Then, using the same question used in the image above Why should I use AI writing generators I instructed it that I wanted a paragraph with an approximate word count of 75 words and it quickly generated the following:
“AI writing tools like ChatGPT are lately a big topic of conversation, and their future looks promising. AI can help more effectively automate the writing and publication of content. You can also use Content to measure the impact of AI-written content and make decisions on future content creation. With accurate, sophisticated content produced in bulk and much quicker than manually produced it’s not surprising to see AI-written tools rise in popularity.”
Is This Cheating?
I find this to be an impressive feat and one of the first questions you have to ask is: Is this cheating?

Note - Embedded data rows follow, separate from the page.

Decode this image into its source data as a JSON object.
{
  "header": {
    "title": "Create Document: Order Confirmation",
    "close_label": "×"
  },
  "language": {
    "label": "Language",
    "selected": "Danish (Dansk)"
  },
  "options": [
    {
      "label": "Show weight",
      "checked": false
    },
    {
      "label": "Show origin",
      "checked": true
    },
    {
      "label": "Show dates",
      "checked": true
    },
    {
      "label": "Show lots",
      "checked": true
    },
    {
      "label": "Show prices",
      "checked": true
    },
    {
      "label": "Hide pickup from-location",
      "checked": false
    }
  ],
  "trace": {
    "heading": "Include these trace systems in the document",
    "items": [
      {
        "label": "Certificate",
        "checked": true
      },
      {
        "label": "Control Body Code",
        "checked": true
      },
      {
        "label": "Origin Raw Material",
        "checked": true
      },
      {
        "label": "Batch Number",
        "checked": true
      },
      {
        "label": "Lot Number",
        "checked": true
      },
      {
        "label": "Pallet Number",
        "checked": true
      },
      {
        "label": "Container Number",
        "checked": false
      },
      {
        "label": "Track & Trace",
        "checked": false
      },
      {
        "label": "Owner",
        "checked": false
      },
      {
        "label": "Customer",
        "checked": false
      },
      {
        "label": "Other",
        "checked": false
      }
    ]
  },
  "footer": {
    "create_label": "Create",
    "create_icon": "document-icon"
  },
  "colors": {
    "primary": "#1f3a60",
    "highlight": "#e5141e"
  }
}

I personally think so or at least it has the potential to be. Particularly if you use the generated response word for word and claim it as your own.

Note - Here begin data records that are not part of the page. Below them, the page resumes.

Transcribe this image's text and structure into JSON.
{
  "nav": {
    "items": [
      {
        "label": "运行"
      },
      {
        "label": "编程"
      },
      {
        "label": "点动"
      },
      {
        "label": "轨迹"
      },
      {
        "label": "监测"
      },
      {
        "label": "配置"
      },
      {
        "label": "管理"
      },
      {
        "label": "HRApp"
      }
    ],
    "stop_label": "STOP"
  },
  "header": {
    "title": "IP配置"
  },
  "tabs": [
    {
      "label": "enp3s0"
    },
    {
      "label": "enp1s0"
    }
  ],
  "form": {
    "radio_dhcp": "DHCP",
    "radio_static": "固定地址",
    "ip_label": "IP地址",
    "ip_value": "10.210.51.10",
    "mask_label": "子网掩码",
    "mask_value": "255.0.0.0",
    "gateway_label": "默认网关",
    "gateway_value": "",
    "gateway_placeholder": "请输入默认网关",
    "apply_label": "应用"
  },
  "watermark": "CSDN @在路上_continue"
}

What Does AI Think?
I asked those questions to both Quillbot and Google’s Bard and as expected they not only had different views, they had different results each time I asked.

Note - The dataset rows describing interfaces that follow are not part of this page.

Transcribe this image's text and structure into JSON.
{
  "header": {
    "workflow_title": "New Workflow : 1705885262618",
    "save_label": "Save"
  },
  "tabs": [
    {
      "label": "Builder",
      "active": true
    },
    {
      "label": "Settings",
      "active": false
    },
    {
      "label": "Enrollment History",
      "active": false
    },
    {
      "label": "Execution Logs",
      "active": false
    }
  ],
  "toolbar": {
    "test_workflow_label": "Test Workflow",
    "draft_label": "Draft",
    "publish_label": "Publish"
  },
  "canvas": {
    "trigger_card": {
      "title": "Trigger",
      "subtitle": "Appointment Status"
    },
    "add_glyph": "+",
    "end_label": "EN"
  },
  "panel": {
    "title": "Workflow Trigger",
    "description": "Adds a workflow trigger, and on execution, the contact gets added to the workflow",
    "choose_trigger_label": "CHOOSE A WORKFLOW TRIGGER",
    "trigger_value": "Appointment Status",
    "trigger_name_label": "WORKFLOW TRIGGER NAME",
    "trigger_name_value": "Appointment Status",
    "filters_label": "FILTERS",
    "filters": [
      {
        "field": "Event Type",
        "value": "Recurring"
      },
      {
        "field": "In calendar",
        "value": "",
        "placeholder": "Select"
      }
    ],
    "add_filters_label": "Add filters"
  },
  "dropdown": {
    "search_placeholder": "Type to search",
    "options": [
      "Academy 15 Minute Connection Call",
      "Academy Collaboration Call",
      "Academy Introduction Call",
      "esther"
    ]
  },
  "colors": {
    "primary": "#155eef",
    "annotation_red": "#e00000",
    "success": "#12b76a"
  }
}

Quillbot thought that teachers would develop an instinct for recognizing “this kind of unethical writing” and then promptly stated that “we know about copyrights and intellectual property (IP) and writers are supposed to maintain various rights, but they do not have an all-inclusive, ironclad semblance of legal right. Exclusions and exceptions exist. Wow! That is a tough argument to argue.
Google Bard on the other hand had a lot more to say. To be exact 306 words, which I won’t bother to include word for word in this article but in its reply it included tips for students who consider using AI. An impressive response overall but one paragraph that stood out for me was the following:
“Ultimately, whether or not using AI writing is cheating depends on how the tool is used. If a student uses an AI writing tool to generate their own original work, then it is not cheating. However, if a student uses an AI writing tool to generate someone else’s work and then passes it off as their own, then it is cheating.”
How anyone would even go about understanding which was which I’m not sure.
No doubt we have only touched the tip of this iceberg and while I know that AI tools exist that can scan and determine if an essay or story is AI generated, I don’t know their effectiveness. They go off the assumption that if the next word in any sentence is the most logical word to use it is AI generated because humans would not always use the best choice word after word. I find it hard to express my amazement with this software. I, like many others, have been using very sophisticated software for many years. AutoCAD, Photoshop, Adobe Premier, Excel, and a host of other types of software. However, the one thing they all had in common was that “YOU” needed the basic skills and these programs were aids. When I bought my first copy of AutoCAD for $700 if I did not already understand the underlying components of drafting, the program itself would just be useless code on my computer. Photoshop made me a better graphic artist but it did not make me one.
To further highlight the power of AI-assisted programs, I thought I would give you an example. On a whim, I asked Google Bard to compose a song about my 58 years of marriage and it did. It composed the 1st, 2nd, and 3rd verses, separated by the chorus, bridge, and finally the outro. Now I can’t hold a tune or play a note of music and had no idea how to sing the song it produced. So I went to a few AI music-generating sites including MuseNet and Melobytes to compose the music for the song. There are even paid sites that produce Royalty-Free, AI-Generated Tracks.
- How To Use AI – Part 1
- How To Use AI – Part 2
- How To Use AI – Part 3 ⬅ You are here
- How To Use AI – Part 4 – Pending